I’ve been thinking about writing about cooking in this blog for a while. Not just to share what I’ve learned, because, well, I don’t have much to share, but to get other people’s ideas and suggestions. While I may cook better than the average American and may be able to impress my wife and friends, I’m not really such a good cook. I know how to follow recipes, and I’m starting to get some sense of what works and what does not, but I have a lot to learn, which is actually fascinating; there’s a whole world of flavors out there and exploring it is a very rewarding experience.
It took me a while to get used to cook in the US. Spanish cooking is not very sophisticated, but it’s based on seasonal dishes and the use of high quality ingredients available locally. Not the kind of thing you find in the US at your nearest supermarket.
This is all changing very quickly, but many of the traditions still remain. I for one grew up without paying to much attention to food. I just thought it was fuel for my body. It was only when I moved to the US that I started to appreciate what I used to have and now missed.
The Mediterranean diet is mostly composed of olive oil, bread, fresh fruits, fish and vegetables. However, I grew up in a family that runs a pork farm and a small meat production and distribution business. So, I had a larger share of meat than the average. Despite of that, meat was most often used as a condiment or in small dishes, except on special occasions.
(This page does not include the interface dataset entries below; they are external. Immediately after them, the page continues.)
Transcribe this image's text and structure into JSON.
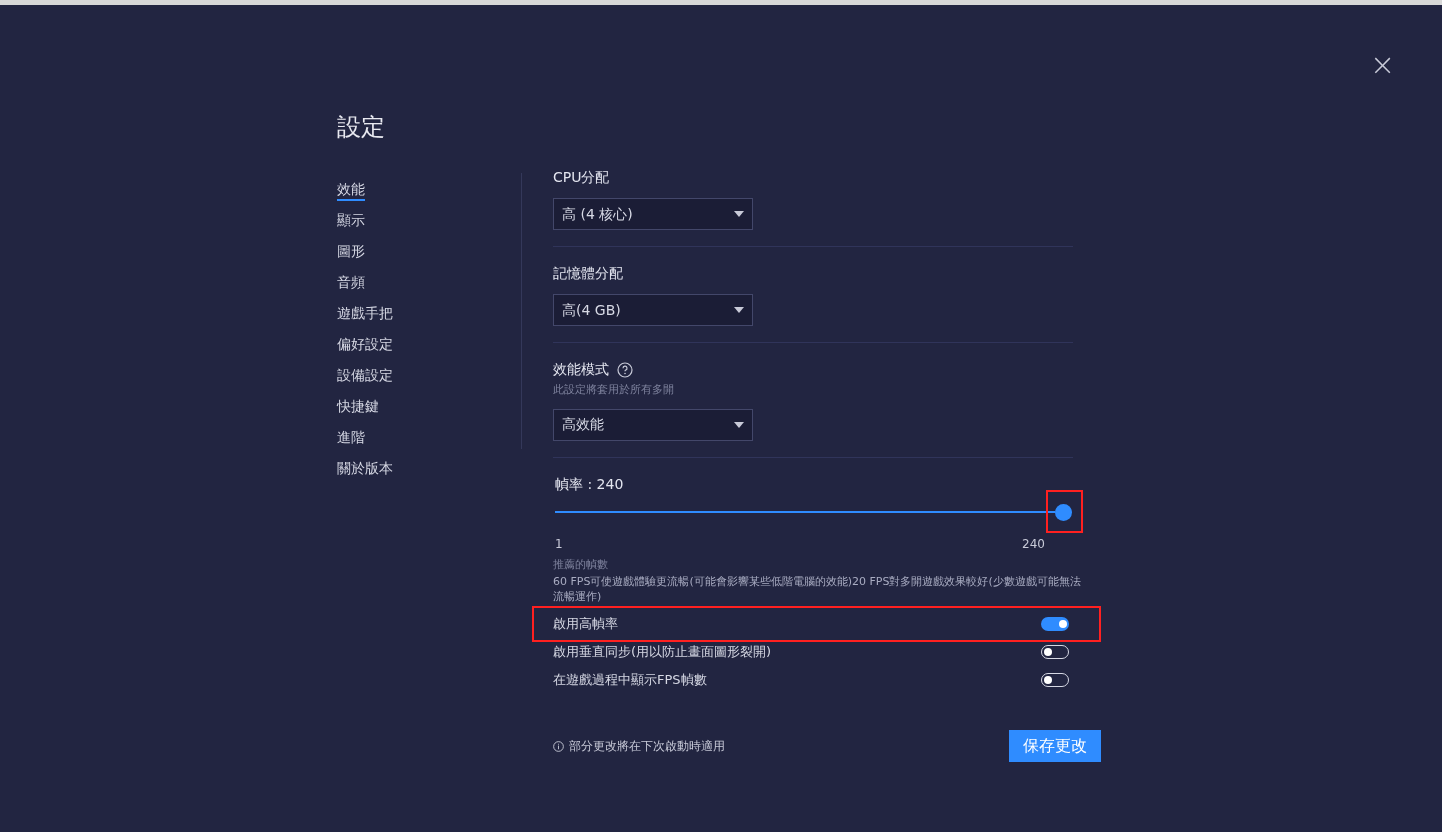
{
  "title": "設定",
  "close": "×",
  "sidebar": [
    {
      "label": "效能",
      "selected": true
    },
    {
      "label": "顯示",
      "selected": false
    },
    {
      "label": "圖形",
      "selected": false
    },
    {
      "label": "音頻",
      "selected": false
    },
    {
      "label": "遊戲手把",
      "selected": false
    },
    {
      "label": "偏好設定",
      "selected": false
    },
    {
      "label": "設備設定",
      "selected": false
    },
    {
      "label": "快捷鍵",
      "selected": false
    },
    {
      "label": "進階",
      "selected": false
    },
    {
      "label": "關於版本",
      "selected": false
    }
  ],
  "dropdowns": [
    {
      "label": "CPU分配",
      "value": "高 (4 核心)"
    },
    {
      "label": "記憶體分配",
      "value": "高(4 GB)"
    },
    {
      "label": "效能模式",
      "help": true,
      "hint": "此設定將套用於所有多開",
      "value": "高效能"
    }
  ],
  "frame_rate": {
    "label": "幀率 : 240",
    "level": 1,
    "min": "1",
    "max": "240"
  },
  "recommend": {
    "title": "推薦的幀數",
    "text": "60 FPS可使遊戲體驗更流暢(可能會影響某些低階電腦的效能)20 FPS對多開遊戲效果較好(少數遊戲可能無法流暢運作)"
  },
  "toggles": [
    {
      "label": "啟用高幀率",
      "on": true
    },
    {
      "label": "啟用垂直同步(用以防止畫面圖形裂開)",
      "on": false
    },
    {
      "label": "在遊戲過程中顯示FPS幀數",
      "on": false
    }
  ],
  "footer": {
    "note": "部分更改將在下次啟動時適用",
    "save": "保存更改"
  }
}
[missing image - Iberian pigs in the Dehesa]
Our pork is unlike any other. Most of it is free-range and acorn-fed, which gives its meat a very distinct flavor. It is generally destined to the production of the finest quality deli meats: cured ham, loins, and sausages.
As far as I know it’s not possible to find anything like that in the US. Exports of Iberian ham are legal now, but the FDA requires installations to be periodically inspected and approved. Small farmers cannot really afford to comply with all the requirements of the FDA, so the only ham that you can usually find in the US is from larger and lower quality producers.
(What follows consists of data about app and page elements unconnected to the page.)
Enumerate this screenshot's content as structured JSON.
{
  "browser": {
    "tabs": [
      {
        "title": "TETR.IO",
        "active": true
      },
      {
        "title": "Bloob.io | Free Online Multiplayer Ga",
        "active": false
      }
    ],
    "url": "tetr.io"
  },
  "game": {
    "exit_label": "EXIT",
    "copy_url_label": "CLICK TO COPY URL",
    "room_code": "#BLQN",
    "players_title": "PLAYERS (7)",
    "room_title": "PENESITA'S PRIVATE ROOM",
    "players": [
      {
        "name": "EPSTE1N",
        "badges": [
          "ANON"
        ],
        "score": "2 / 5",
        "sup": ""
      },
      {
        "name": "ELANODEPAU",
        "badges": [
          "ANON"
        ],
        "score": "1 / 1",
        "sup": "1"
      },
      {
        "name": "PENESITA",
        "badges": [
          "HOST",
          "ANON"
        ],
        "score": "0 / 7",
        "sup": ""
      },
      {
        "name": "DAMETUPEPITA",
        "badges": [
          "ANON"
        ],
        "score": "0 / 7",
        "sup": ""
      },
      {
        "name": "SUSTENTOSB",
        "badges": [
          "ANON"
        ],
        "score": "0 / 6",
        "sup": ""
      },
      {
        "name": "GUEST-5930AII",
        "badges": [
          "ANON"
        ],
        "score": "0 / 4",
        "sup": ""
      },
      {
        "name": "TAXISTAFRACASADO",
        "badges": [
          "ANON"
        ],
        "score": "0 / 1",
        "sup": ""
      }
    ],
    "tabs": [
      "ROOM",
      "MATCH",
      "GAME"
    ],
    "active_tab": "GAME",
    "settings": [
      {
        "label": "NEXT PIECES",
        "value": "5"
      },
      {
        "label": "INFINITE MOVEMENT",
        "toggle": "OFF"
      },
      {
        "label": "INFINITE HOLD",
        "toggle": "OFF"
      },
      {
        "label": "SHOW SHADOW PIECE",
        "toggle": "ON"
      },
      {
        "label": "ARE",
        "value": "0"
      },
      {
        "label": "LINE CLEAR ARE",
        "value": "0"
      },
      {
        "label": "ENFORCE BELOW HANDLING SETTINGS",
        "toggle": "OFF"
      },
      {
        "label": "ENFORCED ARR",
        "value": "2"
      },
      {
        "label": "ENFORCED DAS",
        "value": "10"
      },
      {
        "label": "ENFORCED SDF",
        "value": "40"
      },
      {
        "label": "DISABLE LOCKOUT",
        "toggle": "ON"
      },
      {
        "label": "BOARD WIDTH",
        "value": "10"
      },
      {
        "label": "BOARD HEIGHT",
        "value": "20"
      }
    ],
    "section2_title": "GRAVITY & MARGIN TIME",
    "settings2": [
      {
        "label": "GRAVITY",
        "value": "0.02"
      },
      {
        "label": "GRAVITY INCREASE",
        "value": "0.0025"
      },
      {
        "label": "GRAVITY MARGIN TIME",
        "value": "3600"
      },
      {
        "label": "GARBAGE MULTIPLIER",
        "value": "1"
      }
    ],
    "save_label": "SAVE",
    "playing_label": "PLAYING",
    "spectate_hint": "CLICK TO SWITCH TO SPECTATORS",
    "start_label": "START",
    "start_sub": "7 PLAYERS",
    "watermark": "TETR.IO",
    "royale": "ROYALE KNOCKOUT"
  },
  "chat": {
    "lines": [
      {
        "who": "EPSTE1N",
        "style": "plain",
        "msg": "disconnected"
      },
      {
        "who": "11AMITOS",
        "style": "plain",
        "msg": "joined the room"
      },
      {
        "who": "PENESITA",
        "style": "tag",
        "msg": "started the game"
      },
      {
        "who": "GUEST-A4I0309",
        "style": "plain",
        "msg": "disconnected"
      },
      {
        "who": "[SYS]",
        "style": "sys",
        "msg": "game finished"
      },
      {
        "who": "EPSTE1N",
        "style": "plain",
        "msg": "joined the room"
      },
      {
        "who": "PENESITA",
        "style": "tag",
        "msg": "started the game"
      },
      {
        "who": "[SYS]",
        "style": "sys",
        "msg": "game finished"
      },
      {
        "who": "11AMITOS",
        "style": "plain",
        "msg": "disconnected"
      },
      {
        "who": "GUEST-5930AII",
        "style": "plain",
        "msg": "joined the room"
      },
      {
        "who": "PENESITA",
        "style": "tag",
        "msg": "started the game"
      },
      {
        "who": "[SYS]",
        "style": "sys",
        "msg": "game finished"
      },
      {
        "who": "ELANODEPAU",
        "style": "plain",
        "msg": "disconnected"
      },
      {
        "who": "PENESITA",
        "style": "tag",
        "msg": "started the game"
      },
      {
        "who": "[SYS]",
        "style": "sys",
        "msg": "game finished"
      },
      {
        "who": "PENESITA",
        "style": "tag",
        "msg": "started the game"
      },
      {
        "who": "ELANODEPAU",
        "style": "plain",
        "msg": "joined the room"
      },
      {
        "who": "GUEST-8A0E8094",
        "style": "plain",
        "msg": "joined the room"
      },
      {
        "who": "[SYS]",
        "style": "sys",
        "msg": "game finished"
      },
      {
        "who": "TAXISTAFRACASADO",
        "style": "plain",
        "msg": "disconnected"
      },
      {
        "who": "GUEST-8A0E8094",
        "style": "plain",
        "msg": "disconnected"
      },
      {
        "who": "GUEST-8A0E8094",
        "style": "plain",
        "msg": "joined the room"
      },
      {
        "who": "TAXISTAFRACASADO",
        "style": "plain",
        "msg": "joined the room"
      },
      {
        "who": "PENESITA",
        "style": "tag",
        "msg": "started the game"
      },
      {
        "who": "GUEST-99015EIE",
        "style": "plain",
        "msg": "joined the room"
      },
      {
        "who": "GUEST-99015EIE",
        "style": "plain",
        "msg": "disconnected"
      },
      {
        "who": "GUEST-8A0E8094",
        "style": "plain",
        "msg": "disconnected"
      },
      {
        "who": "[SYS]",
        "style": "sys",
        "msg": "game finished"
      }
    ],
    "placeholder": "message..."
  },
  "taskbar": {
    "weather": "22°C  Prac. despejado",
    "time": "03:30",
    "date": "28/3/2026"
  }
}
To add more insult to injury, the low quality ham that is available here is sold at outrageous prices, as if it were a high quality product! If you are not discouraged yet, you can find some of it at the Spanish Table
, or at online retailers such as La Tienda
I would not recommend any of those options. Instead, what I do is to bring some of our ham with us every time we travel to Spain. This is actually illegal, but is usually safe. However, once we tried to bring an entire leg and, much to our dismay, it was confiscated by the border officers. Since then, I only bring small quantities that are hardly noticeable on the scanner.
Rather than eating all of it right away, I generally save it for months, waiting for the right opportunity to enjoy it. Last weekend that opportunity presented itself in the form of fresh fava beans:
Fava beans are delicious eaten raw, or simply sautéed in olive oil with red onions. However, a little bit of Iberian Ham turns that delicious dish into a delicacy.
The preparation is trivial:
- Remove the beans from their pods. It’s possible to also remove the beans from the shells by cooking them in boiling water for a short period of time and cooling them quickly in cold water. I personally don’t bother with that and leave the beans in their shells.
- Pour a small amount of olive oil on a sauté pan on high heat. Chop the onions and the ham, and cook until flagrant.
- Then add the beans, season to taste with salt and freshly ground pepper, and cook lightly for a few minutes while stirring often.
Let me know if you like posts like this, and if so, in future posts I’ll continue rambling about my quest to adapt the traditional Spanish recipes to the resources available in the US.
Posted 18/5/2009 at 4:04 am | Permalink
Habas con jamón…. Yummy!
Did I tell you I bought a bread machine? I plan to make sourdough bread as soon as I’m able to grow the culture.
Posted 18/5/2009 at 8:07 am | Permalink
Yeah, fantastic post, more!
Posted 18/5/2009 at 2:54 pm | Permalink
¡Habas con jamón! ¡Rico, rico!
Well done! I have the same problem finding cured ham in England, and I also follow the same procedure to bring some here, although I haven’t tried yet to bring a whole leg :D
Posted 18/5/2009 at 4:46 pm | Permalink
I love all food, so more!
Posted 18/5/2009 at 7:02 pm | Permalink
Thanks for all the feedback! I think that next I’ll share my technique to make a basic pâté.
Posted 19/5/2009 at 8:47 pm | Permalink
Great post, thanks! BTW, I like your typo “cook until flagrant”, it makes the meal seem much more exotic :) If you ever find a source for good quality hams please post it!